Items from an interface collection:
▼

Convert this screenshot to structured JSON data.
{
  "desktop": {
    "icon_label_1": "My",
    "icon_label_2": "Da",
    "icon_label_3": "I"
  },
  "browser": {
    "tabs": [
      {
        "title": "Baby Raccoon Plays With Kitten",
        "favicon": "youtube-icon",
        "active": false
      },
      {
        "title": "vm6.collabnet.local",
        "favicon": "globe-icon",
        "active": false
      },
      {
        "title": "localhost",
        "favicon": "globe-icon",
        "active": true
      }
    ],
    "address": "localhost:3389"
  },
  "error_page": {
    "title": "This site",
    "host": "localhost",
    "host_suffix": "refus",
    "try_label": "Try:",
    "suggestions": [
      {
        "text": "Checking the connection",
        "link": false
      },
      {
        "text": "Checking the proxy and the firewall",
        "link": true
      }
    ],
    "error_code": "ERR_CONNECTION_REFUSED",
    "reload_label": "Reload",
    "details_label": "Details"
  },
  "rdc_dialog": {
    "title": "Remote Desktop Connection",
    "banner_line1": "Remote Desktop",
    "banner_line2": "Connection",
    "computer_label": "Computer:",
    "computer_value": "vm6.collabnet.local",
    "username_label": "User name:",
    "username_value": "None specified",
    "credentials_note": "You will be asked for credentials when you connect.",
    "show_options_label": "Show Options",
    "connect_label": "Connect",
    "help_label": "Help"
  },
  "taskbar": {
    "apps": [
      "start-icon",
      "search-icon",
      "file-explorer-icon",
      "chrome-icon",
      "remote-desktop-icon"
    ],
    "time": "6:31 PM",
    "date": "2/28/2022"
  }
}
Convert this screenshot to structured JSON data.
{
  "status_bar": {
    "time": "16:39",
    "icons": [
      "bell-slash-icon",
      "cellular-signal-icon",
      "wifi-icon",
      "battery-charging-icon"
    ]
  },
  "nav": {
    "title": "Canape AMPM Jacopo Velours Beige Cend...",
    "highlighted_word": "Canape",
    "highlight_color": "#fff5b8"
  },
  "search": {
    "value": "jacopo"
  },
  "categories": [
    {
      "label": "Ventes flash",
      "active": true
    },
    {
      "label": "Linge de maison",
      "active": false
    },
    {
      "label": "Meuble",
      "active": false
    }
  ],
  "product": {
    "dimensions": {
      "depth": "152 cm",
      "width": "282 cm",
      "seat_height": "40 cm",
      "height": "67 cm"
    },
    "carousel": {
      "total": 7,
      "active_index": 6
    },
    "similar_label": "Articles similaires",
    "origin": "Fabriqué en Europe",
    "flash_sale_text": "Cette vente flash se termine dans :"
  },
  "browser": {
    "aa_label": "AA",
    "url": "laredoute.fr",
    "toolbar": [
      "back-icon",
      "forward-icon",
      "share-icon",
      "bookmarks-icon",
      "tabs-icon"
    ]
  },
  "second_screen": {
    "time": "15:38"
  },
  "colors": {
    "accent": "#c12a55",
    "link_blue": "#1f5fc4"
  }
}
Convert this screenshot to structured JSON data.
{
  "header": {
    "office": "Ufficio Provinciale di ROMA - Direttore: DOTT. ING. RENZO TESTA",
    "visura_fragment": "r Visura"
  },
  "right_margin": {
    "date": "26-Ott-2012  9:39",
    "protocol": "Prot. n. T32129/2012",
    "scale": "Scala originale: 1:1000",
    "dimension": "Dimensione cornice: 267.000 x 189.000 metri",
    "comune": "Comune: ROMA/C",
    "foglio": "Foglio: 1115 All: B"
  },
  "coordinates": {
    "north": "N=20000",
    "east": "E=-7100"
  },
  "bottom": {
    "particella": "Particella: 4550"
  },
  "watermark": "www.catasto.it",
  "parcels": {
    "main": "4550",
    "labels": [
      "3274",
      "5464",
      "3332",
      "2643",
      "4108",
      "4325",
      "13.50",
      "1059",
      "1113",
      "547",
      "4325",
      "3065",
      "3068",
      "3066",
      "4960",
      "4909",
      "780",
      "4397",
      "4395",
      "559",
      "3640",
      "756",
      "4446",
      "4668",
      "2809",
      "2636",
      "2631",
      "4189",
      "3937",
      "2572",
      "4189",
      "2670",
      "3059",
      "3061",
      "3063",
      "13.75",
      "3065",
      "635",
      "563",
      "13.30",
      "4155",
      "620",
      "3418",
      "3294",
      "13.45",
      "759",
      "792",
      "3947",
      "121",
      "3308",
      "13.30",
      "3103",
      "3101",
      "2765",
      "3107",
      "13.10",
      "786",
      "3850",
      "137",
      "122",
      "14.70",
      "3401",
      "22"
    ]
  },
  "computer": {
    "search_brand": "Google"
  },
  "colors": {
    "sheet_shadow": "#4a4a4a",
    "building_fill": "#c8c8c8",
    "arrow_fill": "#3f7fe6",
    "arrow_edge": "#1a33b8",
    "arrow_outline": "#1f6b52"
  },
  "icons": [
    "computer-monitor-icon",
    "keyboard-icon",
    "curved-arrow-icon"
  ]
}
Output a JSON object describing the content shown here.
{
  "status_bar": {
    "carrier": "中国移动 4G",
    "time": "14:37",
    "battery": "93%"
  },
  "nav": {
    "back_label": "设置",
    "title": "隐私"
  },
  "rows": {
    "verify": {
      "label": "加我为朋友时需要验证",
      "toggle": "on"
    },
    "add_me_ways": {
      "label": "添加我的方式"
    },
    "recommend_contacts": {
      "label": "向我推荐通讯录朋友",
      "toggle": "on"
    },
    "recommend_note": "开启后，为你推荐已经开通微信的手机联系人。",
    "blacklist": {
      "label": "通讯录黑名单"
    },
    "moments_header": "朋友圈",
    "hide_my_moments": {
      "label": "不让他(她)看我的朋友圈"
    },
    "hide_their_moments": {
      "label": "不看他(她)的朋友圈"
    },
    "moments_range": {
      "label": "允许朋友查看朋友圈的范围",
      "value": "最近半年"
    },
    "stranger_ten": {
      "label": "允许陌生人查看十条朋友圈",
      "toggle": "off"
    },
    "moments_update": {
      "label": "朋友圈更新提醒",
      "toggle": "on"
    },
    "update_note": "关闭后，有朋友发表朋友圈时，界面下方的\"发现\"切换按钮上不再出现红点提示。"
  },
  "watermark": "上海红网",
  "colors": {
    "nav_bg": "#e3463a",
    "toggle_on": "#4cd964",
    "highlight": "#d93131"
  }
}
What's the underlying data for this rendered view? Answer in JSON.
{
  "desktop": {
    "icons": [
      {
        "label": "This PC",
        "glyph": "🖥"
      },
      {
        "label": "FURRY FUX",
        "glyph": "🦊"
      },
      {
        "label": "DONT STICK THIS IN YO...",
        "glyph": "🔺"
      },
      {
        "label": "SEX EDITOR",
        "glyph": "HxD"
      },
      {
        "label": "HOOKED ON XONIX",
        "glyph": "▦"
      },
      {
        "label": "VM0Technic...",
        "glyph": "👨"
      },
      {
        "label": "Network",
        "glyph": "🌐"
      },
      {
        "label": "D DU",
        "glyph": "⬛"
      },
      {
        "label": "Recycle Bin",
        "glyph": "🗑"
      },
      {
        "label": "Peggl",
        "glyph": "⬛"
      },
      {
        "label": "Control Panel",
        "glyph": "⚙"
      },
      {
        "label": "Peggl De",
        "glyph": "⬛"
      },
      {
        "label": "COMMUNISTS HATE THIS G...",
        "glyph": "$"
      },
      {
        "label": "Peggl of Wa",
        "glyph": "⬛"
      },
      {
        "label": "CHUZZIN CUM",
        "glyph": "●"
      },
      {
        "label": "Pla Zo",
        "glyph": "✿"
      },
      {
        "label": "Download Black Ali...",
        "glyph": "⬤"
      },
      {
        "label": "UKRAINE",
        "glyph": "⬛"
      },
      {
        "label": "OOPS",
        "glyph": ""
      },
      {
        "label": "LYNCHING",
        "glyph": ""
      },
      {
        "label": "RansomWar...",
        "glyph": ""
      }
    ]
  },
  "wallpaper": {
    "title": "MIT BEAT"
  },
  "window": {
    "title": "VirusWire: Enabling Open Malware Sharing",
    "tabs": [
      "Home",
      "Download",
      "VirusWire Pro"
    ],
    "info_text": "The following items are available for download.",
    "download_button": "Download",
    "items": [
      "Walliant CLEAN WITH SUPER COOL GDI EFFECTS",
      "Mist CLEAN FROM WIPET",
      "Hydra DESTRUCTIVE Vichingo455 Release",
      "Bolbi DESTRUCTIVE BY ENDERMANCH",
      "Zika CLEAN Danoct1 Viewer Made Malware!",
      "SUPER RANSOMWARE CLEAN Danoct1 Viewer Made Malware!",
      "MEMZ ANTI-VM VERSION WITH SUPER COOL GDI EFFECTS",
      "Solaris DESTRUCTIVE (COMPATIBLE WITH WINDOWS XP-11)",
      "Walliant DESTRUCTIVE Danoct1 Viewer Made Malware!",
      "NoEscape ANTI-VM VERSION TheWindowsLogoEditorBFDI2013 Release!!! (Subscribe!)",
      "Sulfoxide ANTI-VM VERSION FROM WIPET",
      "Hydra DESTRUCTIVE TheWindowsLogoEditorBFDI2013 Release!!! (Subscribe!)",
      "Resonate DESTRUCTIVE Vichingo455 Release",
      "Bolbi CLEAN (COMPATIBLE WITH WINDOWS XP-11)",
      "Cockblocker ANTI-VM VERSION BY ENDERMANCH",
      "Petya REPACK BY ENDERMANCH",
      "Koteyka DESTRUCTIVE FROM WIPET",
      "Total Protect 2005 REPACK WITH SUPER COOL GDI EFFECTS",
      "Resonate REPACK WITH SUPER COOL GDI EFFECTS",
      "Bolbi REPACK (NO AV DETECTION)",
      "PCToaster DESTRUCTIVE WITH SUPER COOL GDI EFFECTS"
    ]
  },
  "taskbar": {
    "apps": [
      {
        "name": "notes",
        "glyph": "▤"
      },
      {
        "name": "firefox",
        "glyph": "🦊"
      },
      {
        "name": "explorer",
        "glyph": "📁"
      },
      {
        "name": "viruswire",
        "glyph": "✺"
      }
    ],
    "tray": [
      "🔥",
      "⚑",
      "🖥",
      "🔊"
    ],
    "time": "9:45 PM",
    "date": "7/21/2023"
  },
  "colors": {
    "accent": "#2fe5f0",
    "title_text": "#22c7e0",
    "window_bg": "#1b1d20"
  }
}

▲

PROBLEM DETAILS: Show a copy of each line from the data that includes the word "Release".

WORKED SOLUTION:
      "Hydra DESTRUCTIVE Vichingo455 Release",
      "NoEscape ANTI-VM VERSION TheWindowsLogoEditorBFDI2013 Release!!! (Subscribe!)",
      "Hydra DESTRUCTIVE TheWindowsLogoEditorBFDI2013 Release!!! (Subscribe!)",
      "Resonate DESTRUCTIVE Vichingo455 Release",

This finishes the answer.